### ASSIGNED TASK
Return every line in the entries below where the word "text" shows up.

### INFORMATION SUPPLIED
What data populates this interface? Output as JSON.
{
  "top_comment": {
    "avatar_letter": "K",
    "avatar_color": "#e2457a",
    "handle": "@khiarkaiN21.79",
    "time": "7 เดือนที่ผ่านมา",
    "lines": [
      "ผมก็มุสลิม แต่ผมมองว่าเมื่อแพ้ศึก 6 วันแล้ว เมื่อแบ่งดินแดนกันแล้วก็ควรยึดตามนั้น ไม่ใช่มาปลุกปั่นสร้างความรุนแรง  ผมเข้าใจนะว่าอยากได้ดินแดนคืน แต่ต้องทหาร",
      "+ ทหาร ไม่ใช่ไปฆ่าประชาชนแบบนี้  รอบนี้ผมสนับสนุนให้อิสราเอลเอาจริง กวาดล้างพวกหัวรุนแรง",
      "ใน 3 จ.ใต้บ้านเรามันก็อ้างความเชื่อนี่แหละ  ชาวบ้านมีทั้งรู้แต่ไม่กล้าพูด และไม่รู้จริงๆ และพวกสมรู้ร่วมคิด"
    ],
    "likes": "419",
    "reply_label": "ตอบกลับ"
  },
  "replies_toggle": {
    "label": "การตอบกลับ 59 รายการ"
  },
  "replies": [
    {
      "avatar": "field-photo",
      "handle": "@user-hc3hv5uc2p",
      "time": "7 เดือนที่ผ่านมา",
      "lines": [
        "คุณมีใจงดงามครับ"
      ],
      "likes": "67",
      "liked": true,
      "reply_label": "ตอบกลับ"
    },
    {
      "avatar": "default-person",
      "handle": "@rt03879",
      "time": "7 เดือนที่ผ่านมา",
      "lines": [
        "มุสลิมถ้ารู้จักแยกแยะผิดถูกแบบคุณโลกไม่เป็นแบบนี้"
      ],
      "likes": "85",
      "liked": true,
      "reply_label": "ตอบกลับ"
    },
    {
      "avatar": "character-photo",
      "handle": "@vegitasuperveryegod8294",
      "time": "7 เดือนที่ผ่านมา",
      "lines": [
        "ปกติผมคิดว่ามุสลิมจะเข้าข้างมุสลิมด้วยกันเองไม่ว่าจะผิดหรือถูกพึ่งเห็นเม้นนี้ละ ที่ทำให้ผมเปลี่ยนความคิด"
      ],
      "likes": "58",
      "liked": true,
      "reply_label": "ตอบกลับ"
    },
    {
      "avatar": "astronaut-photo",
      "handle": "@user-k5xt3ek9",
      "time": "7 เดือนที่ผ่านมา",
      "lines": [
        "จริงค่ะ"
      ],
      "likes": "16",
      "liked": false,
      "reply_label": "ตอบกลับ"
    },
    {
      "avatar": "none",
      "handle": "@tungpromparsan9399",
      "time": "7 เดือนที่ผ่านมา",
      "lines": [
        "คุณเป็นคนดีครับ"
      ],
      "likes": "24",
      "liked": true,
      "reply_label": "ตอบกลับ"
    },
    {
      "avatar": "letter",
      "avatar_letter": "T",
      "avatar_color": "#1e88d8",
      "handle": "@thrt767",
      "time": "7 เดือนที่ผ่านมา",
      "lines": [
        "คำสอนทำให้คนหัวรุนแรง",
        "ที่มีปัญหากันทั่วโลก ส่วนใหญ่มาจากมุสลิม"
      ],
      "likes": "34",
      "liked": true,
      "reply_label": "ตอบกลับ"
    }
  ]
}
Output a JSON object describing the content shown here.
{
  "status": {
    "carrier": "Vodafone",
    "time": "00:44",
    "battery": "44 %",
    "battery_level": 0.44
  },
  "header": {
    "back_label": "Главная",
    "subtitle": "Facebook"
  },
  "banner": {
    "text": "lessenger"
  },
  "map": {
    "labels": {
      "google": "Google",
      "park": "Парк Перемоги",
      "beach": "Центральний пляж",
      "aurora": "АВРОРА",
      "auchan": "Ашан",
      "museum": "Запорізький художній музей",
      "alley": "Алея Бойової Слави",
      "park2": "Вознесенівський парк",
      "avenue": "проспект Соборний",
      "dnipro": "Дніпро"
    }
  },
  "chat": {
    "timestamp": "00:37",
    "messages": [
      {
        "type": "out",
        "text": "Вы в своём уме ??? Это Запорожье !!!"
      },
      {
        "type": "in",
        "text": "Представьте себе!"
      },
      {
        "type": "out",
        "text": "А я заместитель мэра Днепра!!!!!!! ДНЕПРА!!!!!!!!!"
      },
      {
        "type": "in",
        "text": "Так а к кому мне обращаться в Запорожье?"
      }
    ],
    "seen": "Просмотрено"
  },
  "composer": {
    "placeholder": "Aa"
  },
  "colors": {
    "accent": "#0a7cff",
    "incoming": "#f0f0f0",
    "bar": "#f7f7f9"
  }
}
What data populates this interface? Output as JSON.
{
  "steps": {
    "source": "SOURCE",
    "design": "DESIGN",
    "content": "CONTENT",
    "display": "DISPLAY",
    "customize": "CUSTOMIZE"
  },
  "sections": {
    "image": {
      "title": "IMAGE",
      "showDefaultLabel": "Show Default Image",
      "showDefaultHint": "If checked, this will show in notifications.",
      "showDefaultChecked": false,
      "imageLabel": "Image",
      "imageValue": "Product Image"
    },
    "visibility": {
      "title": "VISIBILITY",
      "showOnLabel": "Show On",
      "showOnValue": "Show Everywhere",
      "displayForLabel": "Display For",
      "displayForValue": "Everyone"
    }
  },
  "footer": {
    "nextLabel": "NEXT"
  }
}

### RESULT OF THIS TASK
    "text": "lessenger"
        "text": "Вы в своём уме ??? Это Запорожье !!!"
        "text": "Представьте себе!"
        "text": "А я заместитель мэра Днепра!!!!!!! ДНЕПРА!!!!!!!!!"
        "text": "Так а к кому мне обращаться в Запорожье?"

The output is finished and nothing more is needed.